## Task statement
Set down all of the entries precisely as they were written.

Records excerpted from a collection:
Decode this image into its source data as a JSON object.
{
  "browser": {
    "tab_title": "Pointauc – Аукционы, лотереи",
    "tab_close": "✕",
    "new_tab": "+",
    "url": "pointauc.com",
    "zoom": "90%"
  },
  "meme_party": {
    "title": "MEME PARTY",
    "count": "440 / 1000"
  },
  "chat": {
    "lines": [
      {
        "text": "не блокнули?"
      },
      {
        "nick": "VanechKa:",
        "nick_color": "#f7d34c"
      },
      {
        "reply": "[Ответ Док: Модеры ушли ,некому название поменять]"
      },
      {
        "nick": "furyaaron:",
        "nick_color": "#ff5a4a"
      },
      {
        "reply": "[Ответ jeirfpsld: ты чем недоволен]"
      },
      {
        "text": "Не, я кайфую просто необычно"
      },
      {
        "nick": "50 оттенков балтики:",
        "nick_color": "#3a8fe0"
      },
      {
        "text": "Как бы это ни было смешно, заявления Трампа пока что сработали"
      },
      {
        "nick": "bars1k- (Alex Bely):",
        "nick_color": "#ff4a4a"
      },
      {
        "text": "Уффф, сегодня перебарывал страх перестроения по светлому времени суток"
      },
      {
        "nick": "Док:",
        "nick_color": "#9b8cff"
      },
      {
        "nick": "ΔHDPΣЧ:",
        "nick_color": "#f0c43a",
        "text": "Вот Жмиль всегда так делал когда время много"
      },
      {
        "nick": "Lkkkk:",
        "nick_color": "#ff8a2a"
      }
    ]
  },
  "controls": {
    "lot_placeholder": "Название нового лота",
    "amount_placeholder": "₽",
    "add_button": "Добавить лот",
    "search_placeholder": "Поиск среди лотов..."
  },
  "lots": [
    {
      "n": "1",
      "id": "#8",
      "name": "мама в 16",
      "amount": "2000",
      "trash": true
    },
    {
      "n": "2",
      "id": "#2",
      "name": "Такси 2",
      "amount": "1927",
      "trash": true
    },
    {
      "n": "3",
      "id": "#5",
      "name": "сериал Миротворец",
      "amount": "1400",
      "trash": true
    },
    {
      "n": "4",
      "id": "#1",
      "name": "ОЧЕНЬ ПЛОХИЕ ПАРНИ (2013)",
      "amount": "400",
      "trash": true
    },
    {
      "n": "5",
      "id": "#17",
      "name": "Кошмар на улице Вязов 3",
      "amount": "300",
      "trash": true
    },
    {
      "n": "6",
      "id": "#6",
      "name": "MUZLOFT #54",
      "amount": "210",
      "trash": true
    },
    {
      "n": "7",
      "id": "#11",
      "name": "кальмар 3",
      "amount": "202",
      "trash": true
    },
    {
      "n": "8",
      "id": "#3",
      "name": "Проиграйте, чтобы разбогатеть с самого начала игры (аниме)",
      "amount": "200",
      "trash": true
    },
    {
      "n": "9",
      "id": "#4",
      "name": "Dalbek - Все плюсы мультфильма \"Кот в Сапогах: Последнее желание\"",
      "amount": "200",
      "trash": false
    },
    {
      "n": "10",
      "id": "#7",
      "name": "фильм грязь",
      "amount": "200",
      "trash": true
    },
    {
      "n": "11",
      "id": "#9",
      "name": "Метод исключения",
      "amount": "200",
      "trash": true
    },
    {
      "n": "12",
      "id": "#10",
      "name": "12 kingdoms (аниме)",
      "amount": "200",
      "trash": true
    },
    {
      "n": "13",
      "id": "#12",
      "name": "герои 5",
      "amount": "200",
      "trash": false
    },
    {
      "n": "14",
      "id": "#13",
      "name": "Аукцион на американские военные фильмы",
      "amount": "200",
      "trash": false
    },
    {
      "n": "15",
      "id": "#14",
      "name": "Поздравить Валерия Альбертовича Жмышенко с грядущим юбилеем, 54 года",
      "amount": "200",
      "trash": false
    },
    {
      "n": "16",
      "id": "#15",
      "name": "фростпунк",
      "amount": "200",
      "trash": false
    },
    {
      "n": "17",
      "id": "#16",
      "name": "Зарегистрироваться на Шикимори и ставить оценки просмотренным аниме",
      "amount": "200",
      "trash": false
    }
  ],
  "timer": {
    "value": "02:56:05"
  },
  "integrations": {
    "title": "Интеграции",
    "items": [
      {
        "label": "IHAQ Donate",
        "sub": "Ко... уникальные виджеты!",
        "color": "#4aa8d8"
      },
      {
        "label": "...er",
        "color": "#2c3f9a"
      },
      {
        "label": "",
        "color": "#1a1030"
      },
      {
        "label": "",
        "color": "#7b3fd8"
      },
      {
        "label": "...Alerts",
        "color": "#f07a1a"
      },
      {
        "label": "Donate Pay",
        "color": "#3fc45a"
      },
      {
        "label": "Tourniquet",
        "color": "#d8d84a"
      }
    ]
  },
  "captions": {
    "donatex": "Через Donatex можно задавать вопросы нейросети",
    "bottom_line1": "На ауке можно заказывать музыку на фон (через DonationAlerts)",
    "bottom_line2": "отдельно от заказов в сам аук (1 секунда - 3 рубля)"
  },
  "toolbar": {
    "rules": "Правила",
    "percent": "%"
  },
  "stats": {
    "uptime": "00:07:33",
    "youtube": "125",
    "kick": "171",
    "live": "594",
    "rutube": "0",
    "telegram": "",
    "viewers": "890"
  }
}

## Problem solution
Decode this image into its source data as a JSON object.
{
  "browser": {
    "tab_title": "Pointauc – Аукционы, лотереи",
    "tab_close": "✕",
    "new_tab": "+",
    "url": "pointauc.com",
    "zoom": "90%"
  },
  "meme_party": {
    "title": "MEME PARTY",
    "count": "440 / 1000"
  },
  "chat": {
    "lines": [
      {
        "text": "не блокнули?"
      },
      {
        "nick": "VanechKa:",
        "nick_color": "#f7d34c"
      },
      {
        "reply": "[Ответ Док: Модеры ушли ,некому название поменять]"
      },
      {
        "nick": "furyaaron:",
        "nick_color": "#ff5a4a"
      },
      {
        "reply": "[Ответ jeirfpsld: ты чем недоволен]"
      },
      {
        "text": "Не, я кайфую просто необычно"
      },
      {
        "nick": "50 оттенков балтики:",
        "nick_color": "#3a8fe0"
      },
      {
        "text": "Как бы это ни было смешно, заявления Трампа пока что сработали"
      },
      {
        "nick": "bars1k- (Alex Bely):",
        "nick_color": "#ff4a4a"
      },
      {
        "text": "Уффф, сегодня перебарывал страх перестроения по светлому времени суток"
      },
      {
        "nick": "Док:",
        "nick_color": "#9b8cff"
      },
      {
        "nick": "ΔHDPΣЧ:",
        "nick_color": "#f0c43a",
        "text": "Вот Жмиль всегда так делал когда время много"
      },
      {
        "nick": "Lkkkk:",
        "nick_color": "#ff8a2a"
      }
    ]
  },
  "controls": {
    "lot_placeholder": "Название нового лота",
    "amount_placeholder": "₽",
    "add_button": "Добавить лот",
    "search_placeholder": "Поиск среди лотов..."
  },
  "lots": [
    {
      "n": "1",
      "id": "#8",
      "name": "мама в 16",
      "amount": "2000",
      "trash": true
    },
    {
      "n": "2",
      "id": "#2",
      "name": "Такси 2",
      "amount": "1927",
      "trash": true
    },
    {
      "n": "3",
      "id": "#5",
      "name": "сериал Миротворец",
      "amount": "1400",
      "trash": true
    },
    {
      "n": "4",
      "id": "#1",
      "name": "ОЧЕНЬ ПЛОХИЕ ПАРНИ (2013)",
      "amount": "400",
      "trash": true
    },
    {
      "n": "5",
      "id": "#17",
      "name": "Кошмар на улице Вязов 3",
      "amount": "300",
      "trash": true
    },
    {
      "n": "6",
      "id": "#6",
      "name": "MUZLOFT #54",
      "amount": "210",
      "trash": true
    },
    {
      "n": "7",
      "id": "#11",
      "name": "кальмар 3",
      "amount": "202",
      "trash": true
    },
    {
      "n": "8",
      "id": "#3",
      "name": "Проиграйте, чтобы разбогатеть с самого начала игры (аниме)",
      "amount": "200",
      "trash": true
    },
    {
      "n": "9",
      "id": "#4",
      "name": "Dalbek - Все плюсы мультфильма \"Кот в Сапогах: Последнее желание\"",
      "amount": "200",
      "trash": false
    },
    {
      "n": "10",
      "id": "#7",
      "name": "фильм грязь",
      "amount": "200",
      "trash": true
    },
    {
      "n": "11",
      "id": "#9",
      "name": "Метод исключения",
      "amount": "200",
      "trash": true
    },
    {
      "n": "12",
      "id": "#10",
      "name": "12 kingdoms (аниме)",
      "amount": "200",
      "trash": true
    },
    {
      "n": "13",
      "id": "#12",
      "name": "герои 5",
      "amount": "200",
      "trash": false
    },
    {
      "n": "14",
      "id": "#13",
      "name": "Аукцион на американские военные фильмы",
      "amount": "200",
      "trash": false
    },
    {
      "n": "15",
      "id": "#14",
      "name": "Поздравить Валерия Альбертовича Жмышенко с грядущим юбилеем, 54 года",
      "amount": "200",
      "trash": false
    },
    {
      "n": "16",
      "id": "#15",
      "name": "фростпунк",
      "amount": "200",
      "trash": false
    },
    {
      "n": "17",
      "id": "#16",
      "name": "Зарегистрироваться на Шикимори и ставить оценки просмотренным аниме",
      "amount": "200",
      "trash": false
    }
  ],
  "timer": {
    "value": "02:56:05"
  },
  "integrations": {
    "title": "Интеграции",
    "items": [
      {
        "label": "IHAQ Donate",
        "sub": "Ко... уникальные виджеты!",
        "color": "#4aa8d8"
      },
      {
        "label": "...er",
        "color": "#2c3f9a"
      },
      {
        "label": "",
        "color": "#1a1030"
      },
      {
        "label": "",
        "color": "#7b3fd8"
      },
      {
        "label": "...Alerts",
        "color": "#f07a1a"
      },
      {
        "label": "Donate Pay",
        "color": "#3fc45a"
      },
      {
        "label": "Tourniquet",
        "color": "#d8d84a"
      }
    ]
  },
  "captions": {
    "donatex": "Через Donatex можно задавать вопросы нейросети",
    "bottom_line1": "На ауке можно заказывать музыку на фон (через DonationAlerts)",
    "bottom_line2": "отдельно от заказов в сам аук (1 секунда - 3 рубля)"
  },
  "toolbar": {
    "rules": "Правила",
    "percent": "%"
  },
  "stats": {
    "uptime": "00:07:33",
    "youtube": "125",
    "kick": "171",
    "live": "594",
    "rutube": "0",
    "telegram": "",
    "viewers": "890"
  }
}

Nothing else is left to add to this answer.